The Sunriver Music Festival, an annual series of chamber orchestra concerts, welcomes a new artistic director this season, as well as the addition of a brand-new venue. Seattle native Brett Mitchell has a vibrant program lined up for events at Bend's new Caldera High School as well as Sunriver's Great Hall, kicking off with a free movie night outdoors at the resort's Besson Commons on Aug. 8. The Source Weekly spoke with Mitchell this week about the 2022 season and his vision for the future of the festival.
Source Weekly: Welcome to the Sunriver Music Festival. Will this be your first time in Central Oregon?
Brett Mitchell: Surprisingly, yes. It's remarkable because growing up, my family spent a good part of every summer in Grants Pass visiting my grandparents, but we didn't get over to the east side of the Cascades – and it's just stunning. I was here for a week last summer to play for the selection committee.
- Maestro Mitchell applauds cellist Amit Peled after his solo performance in Sunriver last summer.
SW: It looks like this season's lineup has a few "workhorses"–Beethoven's Eroica symphony, Brahms' Violin Concerto and Mendelssohn's 4th–with some interesting diversions in between, like pop and jazz on Aug. 12 and a "piano-centric evening" on Aug. 15.
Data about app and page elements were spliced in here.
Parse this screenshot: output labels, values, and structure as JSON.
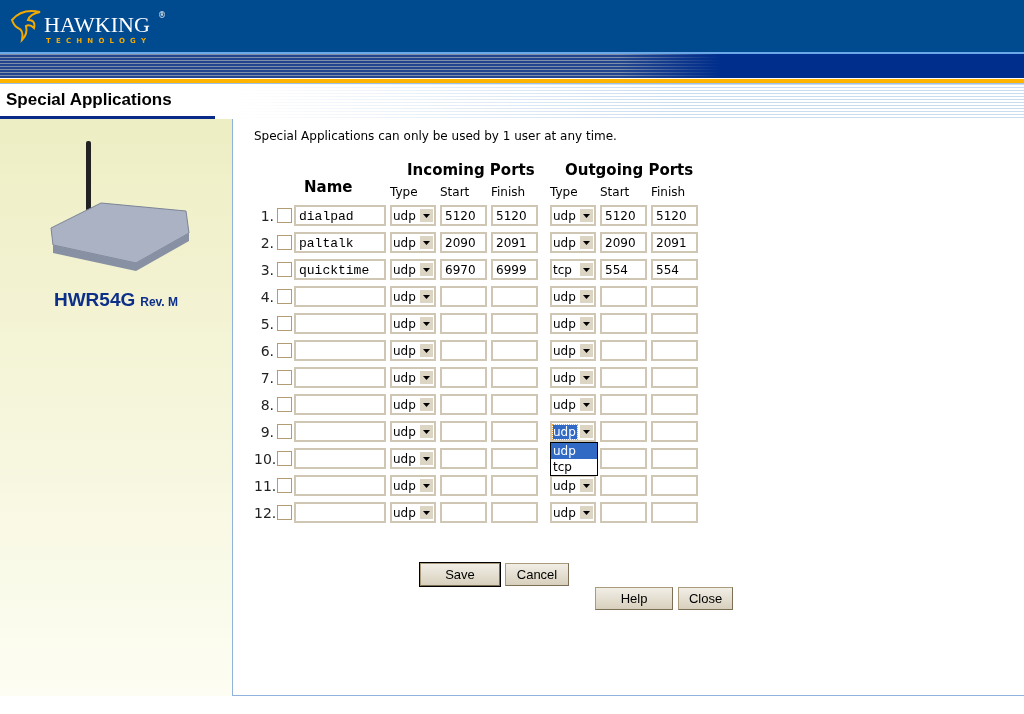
{
  "logo": {
    "name": "HAWKING",
    "mark": "®",
    "tagline": "TECHNOLOGY"
  },
  "page_title": "Special Applications",
  "product": {
    "model": "HWR54G",
    "revision": "Rev. M"
  },
  "note": "Special Applications can only be used by 1 user at any time.",
  "headers": {
    "name": "Name",
    "incoming": "Incoming Ports",
    "outgoing": "Outgoing Ports",
    "columns": [
      "Type",
      "Start",
      "Finish",
      "Type",
      "Start",
      "Finish"
    ]
  },
  "rows": [
    {
      "index": "1.",
      "checked": false,
      "name": "dialpad",
      "in_type": "udp",
      "in_start": "5120",
      "in_finish": "5120",
      "out_type": "udp",
      "out_start": "5120",
      "out_finish": "5120",
      "open": false
    },
    {
      "index": "2.",
      "checked": false,
      "name": "paltalk",
      "in_type": "udp",
      "in_start": "2090",
      "in_finish": "2091",
      "out_type": "udp",
      "out_start": "2090",
      "out_finish": "2091",
      "open": false
    },
    {
      "index": "3.",
      "checked": false,
      "name": "quicktime",
      "in_type": "udp",
      "in_start": "6970",
      "in_finish": "6999",
      "out_type": "tcp",
      "out_start": "554",
      "out_finish": "554",
      "open": false
    },
    {
      "index": "4.",
      "checked": false,
      "in_type": "udp",
      "out_type": "udp",
      "open": false
    },
    {
      "index": "5.",
      "checked": false,
      "in_type": "udp",
      "out_type": "udp",
      "open": false
    },
    {
      "index": "6.",
      "checked": false,
      "in_type": "udp",
      "out_type": "udp",
      "open": false
    },
    {
      "index": "7.",
      "checked": false,
      "in_type": "udp",
      "out_type": "udp",
      "open": false
    },
    {
      "index": "8.",
      "checked": false,
      "in_type": "udp",
      "out_type": "udp",
      "open": false
    },
    {
      "index": "9.",
      "checked": false,
      "in_type": "udp",
      "out_type": "udp",
      "open": true,
      "options": [
        {
          "label": "udp",
          "selected": true
        },
        {
          "label": "tcp",
          "selected": false
        }
      ]
    },
    {
      "index": "10.",
      "checked": false,
      "in_type": "udp",
      "open": false
    },
    {
      "index": "11.",
      "checked": false,
      "in_type": "udp",
      "out_type": "udp",
      "open": false
    },
    {
      "index": "12.",
      "checked": false,
      "in_type": "udp",
      "out_type": "udp",
      "open": false
    }
  ],
  "buttons": [
    {
      "label": "Save",
      "default": true
    },
    {
      "label": "Cancel",
      "default": false
    }
  ],
  "footer_buttons": [
    "Help",
    "Close"
  ]
}
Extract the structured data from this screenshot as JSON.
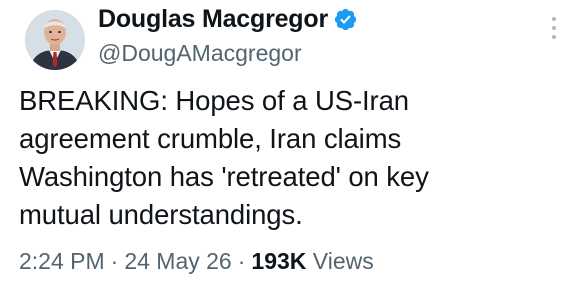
{
  "author": {
    "display_name": "Douglas Macgregor",
    "handle": "@DougAMacgregor",
    "verified": true,
    "avatar_icon": "profile-photo"
  },
  "tweet": {
    "text": "BREAKING:  Hopes of a US-Iran\nagreement crumble, Iran claims\nWashington has 'retreated' on key\nmutual understandings."
  },
  "meta": {
    "time": "2:24 PM",
    "separator": "·",
    "date": "24 May 26",
    "views_count": "193K",
    "views_label": "Views"
  },
  "icons": {
    "verified": "verified-badge-icon",
    "more": "more-options-icon"
  },
  "colors": {
    "verified_blue": "#1d9bf0",
    "secondary_text": "#536471",
    "primary_text": "#0f1419"
  }
}
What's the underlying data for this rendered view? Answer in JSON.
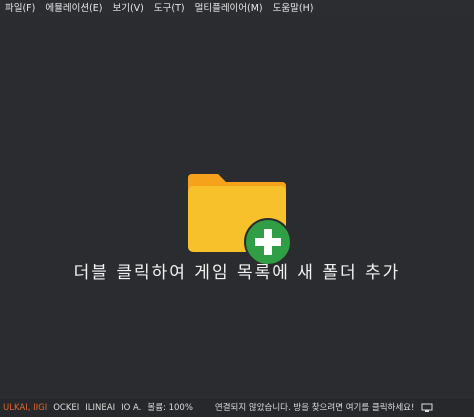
{
  "menu": {
    "items": [
      {
        "label": "파일(F)"
      },
      {
        "label": "에뮬레이션(E)"
      },
      {
        "label": "보기(V)"
      },
      {
        "label": "도구(T)"
      },
      {
        "label": "멀티플레이어(M)"
      },
      {
        "label": "도움말(H)"
      }
    ]
  },
  "main": {
    "empty_hint": "더블 클릭하여 게임 목록에 새 폴더 추가",
    "icon": "folder-add-icon",
    "colors": {
      "folder": "#f7c12c",
      "folder_tab": "#f6a21b",
      "plus_badge": "#2f9e44"
    }
  },
  "status": {
    "backend": "ULKAI, IIGI",
    "shader": "OCKEI",
    "filter": "ILINEAI",
    "audio": "IO A.",
    "volume": "볼륨: 100%",
    "message": "연결되지 않았습니다. 방을 찾으려면 여기를 클릭하세요!"
  }
}
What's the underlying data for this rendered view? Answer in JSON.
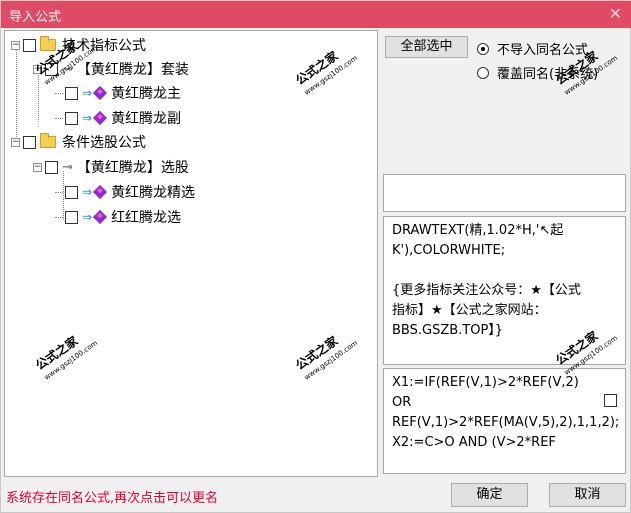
{
  "window": {
    "title": "导入公式",
    "close_glyph": "✕"
  },
  "tree": {
    "n1": {
      "label": "技术指标公式"
    },
    "n2": {
      "label": "【黄红腾龙】套装"
    },
    "n3": {
      "label": "黄红腾龙主"
    },
    "n4": {
      "label": "黄红腾龙副"
    },
    "n5": {
      "label": "条件选股公式"
    },
    "n6": {
      "label": "【黄红腾龙】选股"
    },
    "n7": {
      "label": "黄红腾龙精选"
    },
    "n8": {
      "label": "红红腾龙选"
    }
  },
  "controls": {
    "select_all": "全部选中",
    "radio1": "不导入同名公式",
    "radio2": "覆盖同名(非系统)",
    "radio_selected": "radio1"
  },
  "description": "DRAWTEXT(精,1.02*H,'↖起K'),COLORWHITE;\n\n{更多指标关注公众号：★【公式指标】★【公式之家网站：BBS.GSZB.TOP】}",
  "code_text": "X1:=IF(REF(V,1)>2*REF(V,2) OR REF(V,1)>2*REF(MA(V,5),2),1,1,2);\nX2:=C>O AND (V>2*REF",
  "status": "系统存在同名公式,再次点击可以更名",
  "buttons": {
    "ok": "确定",
    "cancel": "取消"
  },
  "watermark": {
    "cn": "公式之家",
    "url": "www.gszj100.com"
  }
}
BM: Yes, it's such a nice program. For the piano-centric concert, we'll feature one or two of the medalists from this year's Cliburn competition (the 16th annual Van Cliburn International Piano Competition, taking place in Fort Worth, Texas, this June). We know it will be a Mozart piano concerto of some kind, because one of the requirements for the Cliburn competition is to perform a Mozart concerto.
For the closing concert, there's this wonderful song cycle by British composer Gerald Finzi, based on songs from five different Shakespeare plays, called "Let us Garlands Bring," sung by my longtime associate and one of my very best friends, bass-baritone Timothy Jones. Before Jones sings, we'll play a five-part instrumental cycle, David Diamond's "Music for Shakespeare's Romeo and Juliet." It's a really nice kind of Shakespearean first half. The second half will be the Italian Symphony by Mendelssohn, a composer who like everyone else in the 19th Century was also a well-known Shakespeare lover. I think it'll be a nice way to end the season.
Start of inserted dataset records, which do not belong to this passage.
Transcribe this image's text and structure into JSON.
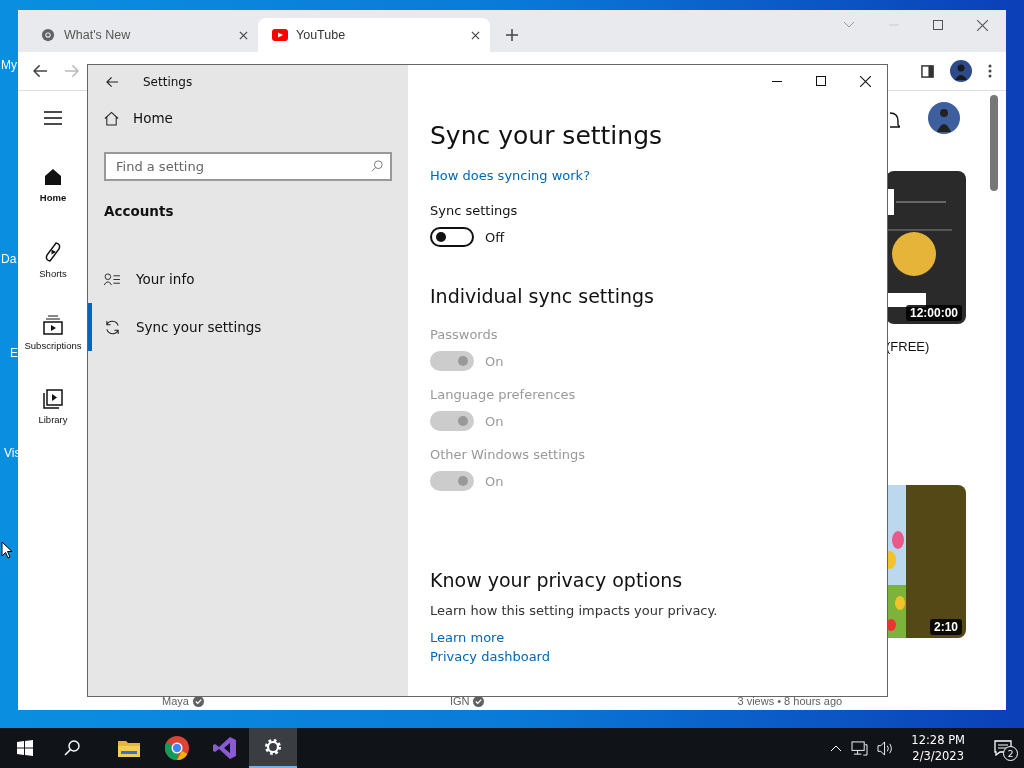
{
  "desktop": {
    "icon_labels": [
      {
        "label": "My"
      },
      {
        "label": "Da"
      },
      {
        "label": "E"
      },
      {
        "label": "Vis"
      }
    ]
  },
  "browser": {
    "tabs": [
      {
        "label": "What's New",
        "selected": false,
        "kind": "chrome"
      },
      {
        "label": "YouTube",
        "selected": true,
        "kind": "youtube"
      }
    ],
    "nav": [
      {
        "label": "Home",
        "selected": true,
        "kind": "home"
      },
      {
        "label": "Shorts",
        "selected": false,
        "kind": "shorts"
      },
      {
        "label": "Subscriptions",
        "selected": false,
        "kind": "subscriptions"
      },
      {
        "label": "Library",
        "selected": false,
        "kind": "library"
      }
    ],
    "videos": [
      {
        "kind": "dark",
        "duration": "12:00:00",
        "title": "(FREE)"
      },
      {
        "kind": "flowers",
        "duration": "2:10"
      }
    ],
    "channels": [
      {
        "name": "Maya",
        "verified": true
      },
      {
        "name": "IGN",
        "verified": true
      }
    ],
    "meta": "3 views • 8 hours ago"
  },
  "settings": {
    "title": "Settings",
    "home": "Home",
    "search": {
      "placeholder": "Find a setting"
    },
    "section": "Accounts",
    "items": [
      {
        "label": "Your info",
        "selected": false,
        "kind": "person"
      },
      {
        "label": "Sync your settings",
        "selected": true,
        "kind": "sync"
      }
    ],
    "heading": "Sync your settings",
    "help_link": "How does syncing work?",
    "sync": {
      "label": "Sync settings",
      "on": false,
      "disabled": false,
      "state_text": "Off"
    },
    "individual_heading": "Individual sync settings",
    "toggles": [
      {
        "label": "Passwords",
        "on": true,
        "disabled": true,
        "state_text": "On"
      },
      {
        "label": "Language preferences",
        "on": true,
        "disabled": true,
        "state_text": "On"
      },
      {
        "label": "Other Windows settings",
        "on": true,
        "disabled": true,
        "state_text": "On"
      }
    ],
    "privacy": {
      "heading": "Know your privacy options",
      "text": "Learn how this setting impacts your privacy.",
      "links": [
        "Learn more",
        "Privacy dashboard"
      ]
    }
  },
  "taskbar": {
    "apps": [
      {
        "kind": "explorer",
        "selected": false
      },
      {
        "kind": "chrome",
        "selected": false
      },
      {
        "kind": "studio",
        "selected": false
      },
      {
        "kind": "settings",
        "selected": true
      }
    ],
    "time": "12:28 PM",
    "date": "2/3/2023",
    "notifications": "2"
  }
}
SW: I see the pops concert includes "symphonic jazz," which some people would describe as involving a lot of improvisation, while others might think of a more big-band sound. Which will it be?
BM: For the pops performance, the first half is all about film scores, which is a deep love of mine. The first piece is from the Bond franchise which turns 60 this year, a medley of themes from the film series. Next is the love theme from The Godfather movie, which turns 50 this year; then after we meander through some other things, we finish the first half with some John Williams works, closing with one from the movie "E.T." which celebrates its 40th anniversary this year. So, kind of a forward timeline of film scores.
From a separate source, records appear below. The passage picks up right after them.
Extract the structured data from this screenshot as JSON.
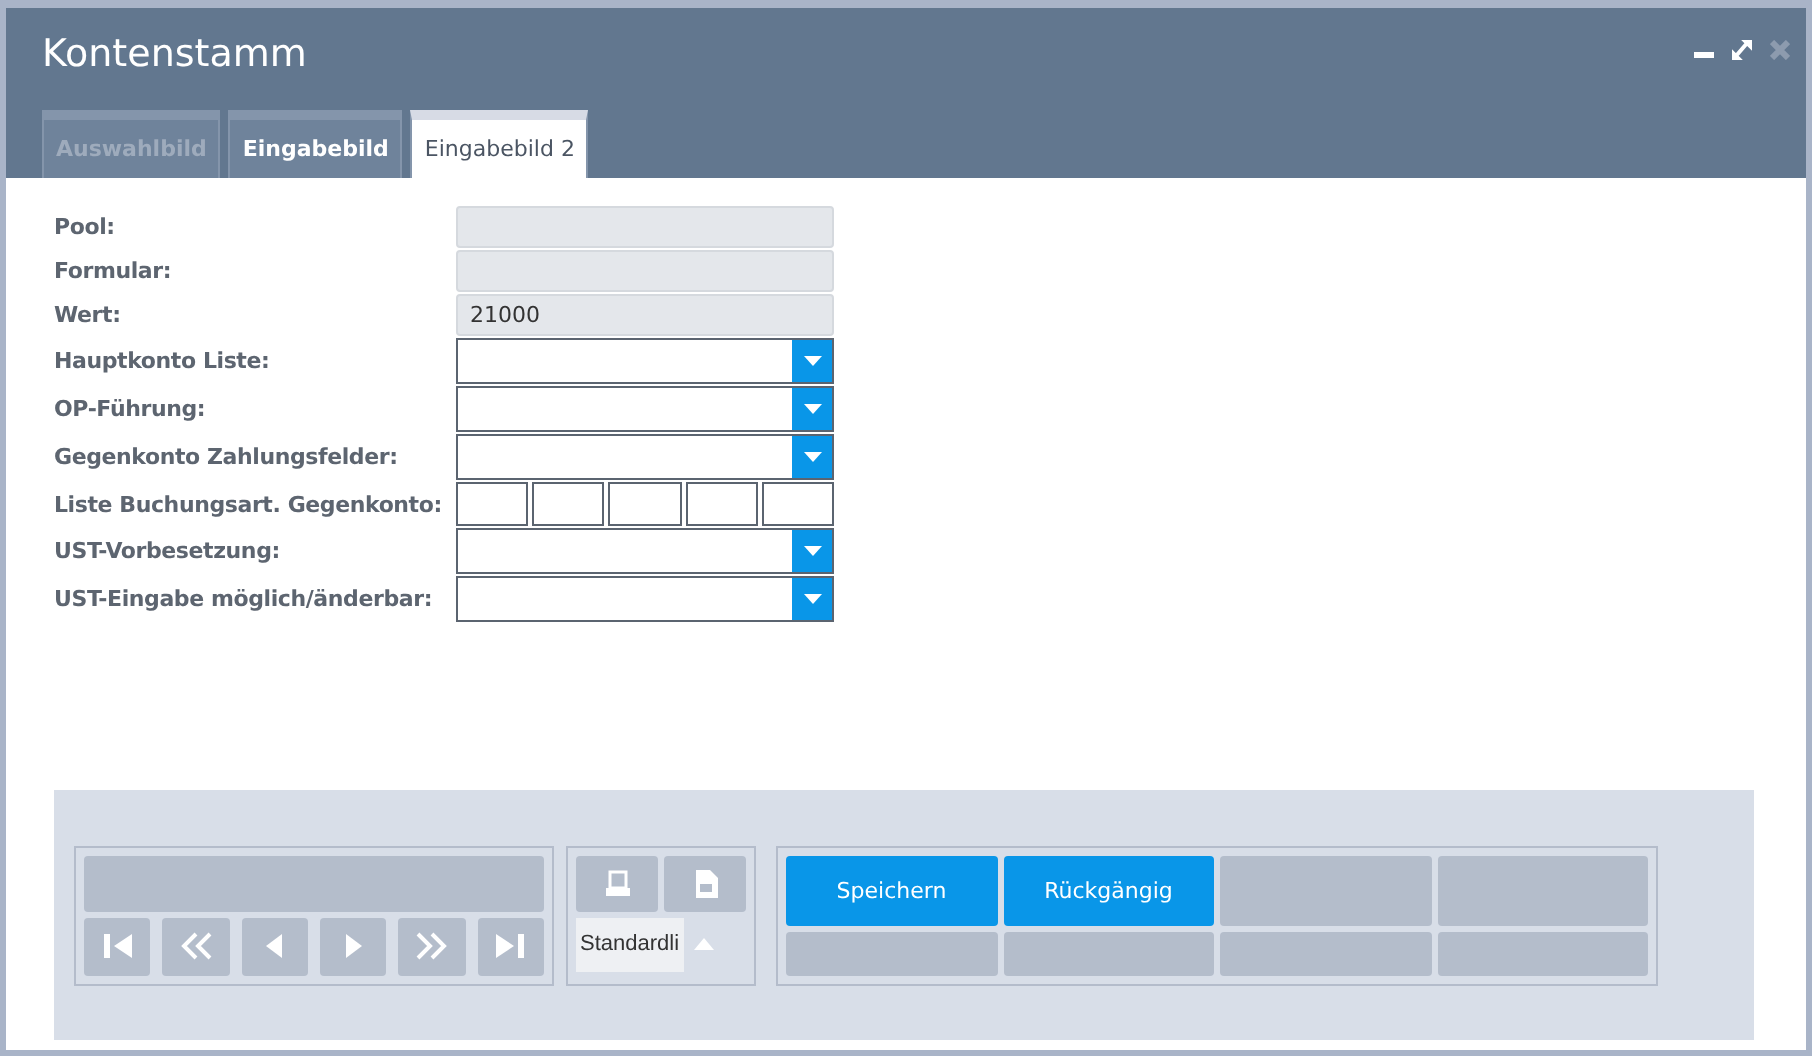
{
  "window": {
    "title": "Kontenstamm"
  },
  "tabs": [
    {
      "label": "Auswahlbild",
      "selected": false,
      "disabled": true
    },
    {
      "label": "Eingabebild",
      "selected": false,
      "disabled": false
    },
    {
      "label": "Eingabebild 2",
      "selected": true,
      "disabled": false
    }
  ],
  "fields": [
    {
      "label": "Pool:",
      "kind": "readonly"
    },
    {
      "label": "Formular:",
      "kind": "readonly"
    },
    {
      "label": "Wert:",
      "kind": "readonly",
      "value": "21000"
    },
    {
      "label": "Hauptkonto Liste:",
      "kind": "select"
    },
    {
      "label": "OP-Führung:",
      "kind": "select"
    },
    {
      "label": "Gegenkonto Zahlungsfelder:",
      "kind": "select"
    },
    {
      "label": "Liste Buchungsart. Gegenkonto:",
      "kind": "multi"
    },
    {
      "label": "UST-Vorbesetzung:",
      "kind": "select"
    },
    {
      "label": "UST-Eingabe möglich/änderbar:",
      "kind": "select"
    }
  ],
  "navigation": {
    "enabled": false
  },
  "print": {
    "layout_value": "Standardli"
  },
  "actions": [
    {
      "label": "Speichern",
      "enabled": true
    },
    {
      "label": "Rückgängig",
      "enabled": true
    },
    {
      "enabled": false
    },
    {
      "enabled": false
    },
    {
      "enabled": false
    },
    {
      "enabled": false
    },
    {
      "enabled": false
    },
    {
      "enabled": false
    }
  ]
}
For the second half, when we're talking about symphonic jazz, yes, that can mean a lot of different things for different people. I was originally a jazz pianist – I paid for my undergraduate degree at Western Washington University playing in a jazz trio. I conceived of it here as dating back to the ragtime era, so we'll start with some Scott Joplin arrangements. Then when you think about jazzers who crossed over into the symphonic space, I always think of Duke Ellington, so there will be arrangements by Morton Gould of a couple of Ellington tunes. We'll close with selections from George Gershwin's "Porgy and Bess" score, featuring our bass-baritone Jones.
- Submitted photo
- Bass-baritone Timothy Jones.
SW: Will there be any pre-concert talks?
BM: I actually don't know the answer to that. There may or may not be a pre-concert talk, but there will certainly be a decent amount of talking from the podium. It's something I love doing. I like to inspire our audiences by showing them what lights me on fire about a piece. I think the days of walking onstage, conducting, taking and bow and walking off are gone. Audiences want to see the personalities behind the music.
SW: What would you say is your overall hope for this, your first season with the Sunriver festival?
BM: For the last few years, the festival has been very different, largely because of COVID, so the aim this summer is really to reconnect with our community. I hope we're going to have new folks with us who will become permanent fans. I also hope I can connect with the audience on a personal level. I don't walk in with a cape flowing behind me, turn my back to the audience and start in without a word. I'm more of a kind of real person. I don't stand on ceremony – I'm just Brett, and I hope that kind of relatability will help our audiences feel entirely welcome.
Sunriver Music Festival
Concerts $40-74, Discover the Symphony
$15, 21-under free